The story of Mahatma Gandhi’s death, and Jawaharlal’s bursting into tears on the radio, stunned the whole world. It was not a prepared speech. He was just speaking out of his own heart, and if tears came, what could he do? And if there was a pause, it was not his fault but his greatness. No stupid politician could have done it even if he had wanted to, because their secretaries would even have to write in the prepared speech: “Now please start weeping, cry and leave a pause so that everybody believes that it is for real.”
Jawaharlal was not reading; in fact, his secretaries were very worried. One of his secretaries, later on, after many years, became a sannyasin. He confessed that, “We had prepared a speech but in fact he threw it exactly in our faces and said, ‘You fools! Do you think I am going to read your speech?’”
This man, Jawaharlal, I immediately recognized as one of those very few people in the world at any moment who are so sensitive and yet in a position to be useful, not just to exploit and oppress but to serve.
I told Masto, “I’m not a politician and will never be one, but I respect Jawaharlal, not because he is the prime minister but because he can still recognize me although I am just a potentiality. Perhaps it may happen, or it may not happen at all, who knows? But his emphasis to you, to protect me from the politicians, shows that he knows more than is apparent.”
This incident of Masto’s disappearance, with this as his last statement, has opened many doors. I will enter at random, that is my way.
The first was Mahatma Gandhi. He was just mentioned by Jawaharlal, who wanted to compare me – and naturally – to the man he respected most. But he hesitated, because he knew a little bit of me too, just a little bit, but enough to make me a presence while he was making the statement. Hence he hesitated. He felt as if something was not as it should be, but could not immediately find any other name. So he finally blurted out, “One day he can be another Mahatma Gandhi.”
Masto protested on my behalf. He knew me far better than Jawaharlal. Hundreds of times we had discussed Mahatma Gandhi and his philosophy, and I was always against. Even Masto was a little bit puzzled why I was so insistent against a man I had only seen twice, when I was just a child.

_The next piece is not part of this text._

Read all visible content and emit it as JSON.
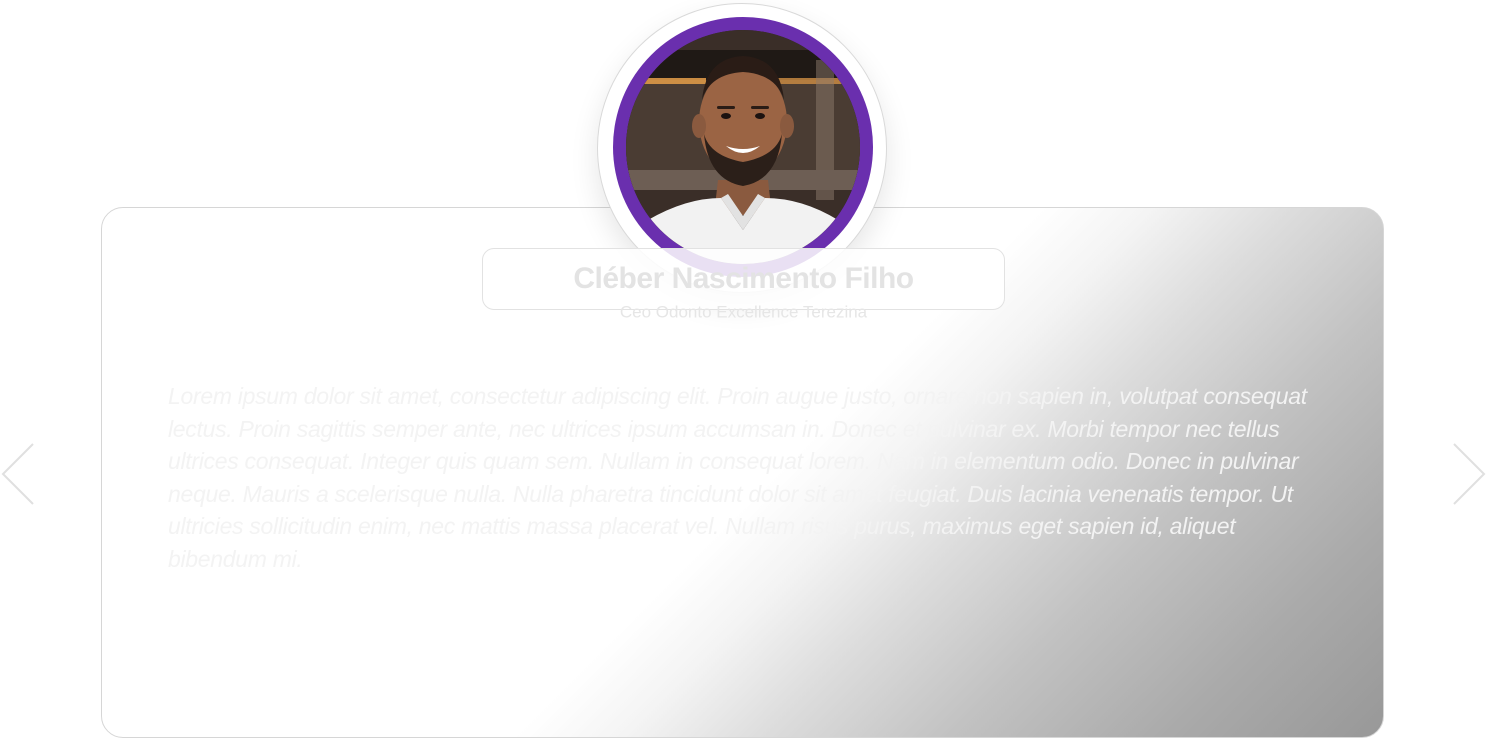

I will tell you the story of that second meeting. It was suddenly interrupted, and then one never knows what comes. I never knew that this was going to come in.